The call of nature

By Julian Hector 02-06-2017

“Every turtle that was seen or filmed by the #PlanetEarth2 crew was collected and put back in the sea.” That was a tweet sent from the BBC Earth account linked to episode six of Planet Earth II, but it got over 10,000 re-tweets, 16,000 likes and said something very important.

Planet Earth II was seen by half the population in the UK – upwards of 32 million people. The digital trail was seen by more than 60 million worldwide and 400 million watched the powerful story of hatching marine iguanas running the gauntlet of racer snakes as they tried to make their way to the shore line.

Eye-watering numbers by any measure, and it was truly pleasing that the natural world can thrill, captivate and engage. But do we need those numbers to remind us that audiences love nature?

Yes we do. The numbers show that Planet Earth II attracted over 40% of the available millennial audience in the UK – those born in the 00’s – and a similar percentage of the available black, Asian and minority ethnic audience. Such great success showed Planet Earth II had reached both loyal viewers and new audiences. There is no doubt that if a programme is the subject of conversation the following day, in reviews, at bus stops and at the water dispenser, then that is one great measure of success.

In the digital space the conversation is immediate, both commenting on the TV broadcast programme or responding to the many digital conversations. But what are people talking about?

What stands out is that audiences relate to emotional storytelling, understanding the motivation of individual animals, much the same as soap operas engage with the motivation of individual characters. In real life and in the natural world, dramas constantly unfold where an individual’s survival and reproduction drive much of the agenda. Natural history filmmaking has traditionally been the art of the close-up, but today wildlife filmmakers not only work at the technical boundary of what is possible, they define the boundary.

The filmmakers not only get you close to wildlife, they engage you with the unfolding individual life histories, and that storytelling truly speaks to modern audiences.

Planet Earth II’s turtle subjects attracted much digital attention

People are natural storytellers and we set the context of our stories in the world as we see it. In this way the natural world informs all of us, whether by its beauty or its brutality it keeps us alive. While the natural world is being squeezed out by the increasing demands of a global population, it might also be the case that audiences are taking sanctuary in broadcasts of the natural world – an agenda unfolding despite everything else.

The immediacy of digital can create a shared anxiety that spreads through audiences like wildfire, whether through war, famine, migration or political change. That tweet, assuring Twitter followers that the baby turtles disorientated by city lights were collected and returned to the sea, showed us that our television audience engaged in the powerful dramatic storytelling and wanted more.

The fact that audiences were on the edge of their seats willing an iguana to ‘make it’ is engagement with emotional storytelling, understanding the motivation of the characters.

With most of the global population living in towns and cities, our promise to get audiences closer and more engaged carries a heavy responsibility.
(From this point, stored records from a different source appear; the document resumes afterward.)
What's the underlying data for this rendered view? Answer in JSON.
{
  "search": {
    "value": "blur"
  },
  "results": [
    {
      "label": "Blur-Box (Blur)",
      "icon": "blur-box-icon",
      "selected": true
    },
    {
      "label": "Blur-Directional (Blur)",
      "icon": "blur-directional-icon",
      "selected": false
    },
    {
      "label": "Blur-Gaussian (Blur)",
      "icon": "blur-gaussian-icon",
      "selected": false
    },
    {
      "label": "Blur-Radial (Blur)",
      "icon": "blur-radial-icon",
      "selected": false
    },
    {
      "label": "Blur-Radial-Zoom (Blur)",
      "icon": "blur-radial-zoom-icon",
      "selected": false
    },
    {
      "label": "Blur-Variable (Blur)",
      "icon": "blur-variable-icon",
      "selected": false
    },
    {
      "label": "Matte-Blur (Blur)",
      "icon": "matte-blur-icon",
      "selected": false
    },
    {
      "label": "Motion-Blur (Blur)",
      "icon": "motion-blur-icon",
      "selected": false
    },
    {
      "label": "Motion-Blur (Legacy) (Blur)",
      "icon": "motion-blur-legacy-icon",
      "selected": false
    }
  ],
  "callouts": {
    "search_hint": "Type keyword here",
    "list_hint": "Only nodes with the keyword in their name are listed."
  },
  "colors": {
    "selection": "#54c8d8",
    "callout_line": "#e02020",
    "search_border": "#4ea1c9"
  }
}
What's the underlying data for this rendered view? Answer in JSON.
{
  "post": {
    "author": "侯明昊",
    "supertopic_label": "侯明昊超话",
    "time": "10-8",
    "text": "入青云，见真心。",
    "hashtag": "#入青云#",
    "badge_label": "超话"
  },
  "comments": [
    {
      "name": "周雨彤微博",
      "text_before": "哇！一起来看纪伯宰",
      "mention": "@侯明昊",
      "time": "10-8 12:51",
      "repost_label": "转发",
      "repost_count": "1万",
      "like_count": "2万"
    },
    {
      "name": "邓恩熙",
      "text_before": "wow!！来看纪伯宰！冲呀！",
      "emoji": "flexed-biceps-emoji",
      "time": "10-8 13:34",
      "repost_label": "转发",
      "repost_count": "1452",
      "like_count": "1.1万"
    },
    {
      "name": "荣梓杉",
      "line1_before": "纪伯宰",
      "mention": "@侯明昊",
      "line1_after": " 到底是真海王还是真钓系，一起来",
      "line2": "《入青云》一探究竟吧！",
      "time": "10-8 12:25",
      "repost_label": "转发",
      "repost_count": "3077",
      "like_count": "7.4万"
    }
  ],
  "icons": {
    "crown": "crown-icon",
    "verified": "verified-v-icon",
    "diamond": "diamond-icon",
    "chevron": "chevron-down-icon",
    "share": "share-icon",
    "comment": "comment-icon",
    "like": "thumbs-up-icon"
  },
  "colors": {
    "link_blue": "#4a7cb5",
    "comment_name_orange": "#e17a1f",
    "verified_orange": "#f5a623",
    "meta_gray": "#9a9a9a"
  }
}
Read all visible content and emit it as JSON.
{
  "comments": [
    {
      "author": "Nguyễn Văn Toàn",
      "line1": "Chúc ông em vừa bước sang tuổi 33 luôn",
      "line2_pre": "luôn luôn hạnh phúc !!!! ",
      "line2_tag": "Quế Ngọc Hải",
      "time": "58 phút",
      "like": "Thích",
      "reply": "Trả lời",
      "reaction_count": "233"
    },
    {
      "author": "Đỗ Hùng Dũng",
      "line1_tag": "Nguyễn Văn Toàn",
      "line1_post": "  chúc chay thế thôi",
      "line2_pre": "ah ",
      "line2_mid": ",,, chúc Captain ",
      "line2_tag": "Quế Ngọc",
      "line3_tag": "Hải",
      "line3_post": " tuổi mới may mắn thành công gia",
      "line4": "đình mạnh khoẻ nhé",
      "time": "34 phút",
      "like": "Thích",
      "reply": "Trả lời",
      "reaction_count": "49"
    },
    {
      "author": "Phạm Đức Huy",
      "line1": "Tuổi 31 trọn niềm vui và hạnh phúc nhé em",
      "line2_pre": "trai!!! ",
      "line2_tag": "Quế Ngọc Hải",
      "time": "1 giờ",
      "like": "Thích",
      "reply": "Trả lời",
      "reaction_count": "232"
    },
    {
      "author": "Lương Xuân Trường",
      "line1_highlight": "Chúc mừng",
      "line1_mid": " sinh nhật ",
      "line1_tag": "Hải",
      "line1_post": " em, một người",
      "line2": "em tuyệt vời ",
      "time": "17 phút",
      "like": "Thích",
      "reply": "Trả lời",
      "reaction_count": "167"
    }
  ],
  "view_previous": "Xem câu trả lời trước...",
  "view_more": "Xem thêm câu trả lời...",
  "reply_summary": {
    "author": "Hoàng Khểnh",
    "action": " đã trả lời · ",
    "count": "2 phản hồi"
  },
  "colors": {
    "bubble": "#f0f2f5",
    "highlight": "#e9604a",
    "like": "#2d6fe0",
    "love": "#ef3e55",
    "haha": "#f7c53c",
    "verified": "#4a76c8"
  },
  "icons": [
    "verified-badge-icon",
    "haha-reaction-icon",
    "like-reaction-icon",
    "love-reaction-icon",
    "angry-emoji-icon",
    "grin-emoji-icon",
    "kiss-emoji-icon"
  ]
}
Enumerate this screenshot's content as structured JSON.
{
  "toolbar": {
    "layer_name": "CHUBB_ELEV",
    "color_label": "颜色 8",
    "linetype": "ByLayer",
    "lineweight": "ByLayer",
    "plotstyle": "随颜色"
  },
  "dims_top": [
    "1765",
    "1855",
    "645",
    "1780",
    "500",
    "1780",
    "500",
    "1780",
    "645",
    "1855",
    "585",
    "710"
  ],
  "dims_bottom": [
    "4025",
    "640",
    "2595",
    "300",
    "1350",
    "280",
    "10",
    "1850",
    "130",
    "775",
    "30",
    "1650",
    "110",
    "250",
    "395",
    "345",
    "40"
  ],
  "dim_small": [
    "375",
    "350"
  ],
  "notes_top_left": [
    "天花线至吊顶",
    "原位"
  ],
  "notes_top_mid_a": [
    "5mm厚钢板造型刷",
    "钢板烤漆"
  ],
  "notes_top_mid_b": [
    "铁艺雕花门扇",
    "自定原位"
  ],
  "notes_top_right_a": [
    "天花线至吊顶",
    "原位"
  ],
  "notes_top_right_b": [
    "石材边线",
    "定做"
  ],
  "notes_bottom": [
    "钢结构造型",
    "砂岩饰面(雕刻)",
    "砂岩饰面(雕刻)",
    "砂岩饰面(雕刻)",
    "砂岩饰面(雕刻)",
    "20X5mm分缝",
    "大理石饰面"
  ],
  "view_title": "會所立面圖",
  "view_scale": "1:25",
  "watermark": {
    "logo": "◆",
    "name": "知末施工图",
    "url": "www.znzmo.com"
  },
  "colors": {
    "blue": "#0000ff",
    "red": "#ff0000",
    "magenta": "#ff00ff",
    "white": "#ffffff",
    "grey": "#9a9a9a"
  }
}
This might be their only connection with the unfolding stories of the natural world and their relationship with it.

today's correspondent

Julian Hector Head BBC Natural History Unit

Julian Hector started his natural history career at the BBC’s Natural History Unit, producing series like Battle of The Sexes and Wild Africa and, on radio, Slaves To Nature. On becoming editor of Natural History Radio, he led the development and production of award-winning programmes such as Tweet of The Day, World on the Move, Saving Species and Migration.

He went on to become an executive producer in television, producing hard-hitting journalism such as Ivory Wars with Panorama and hits like Tigers About The House.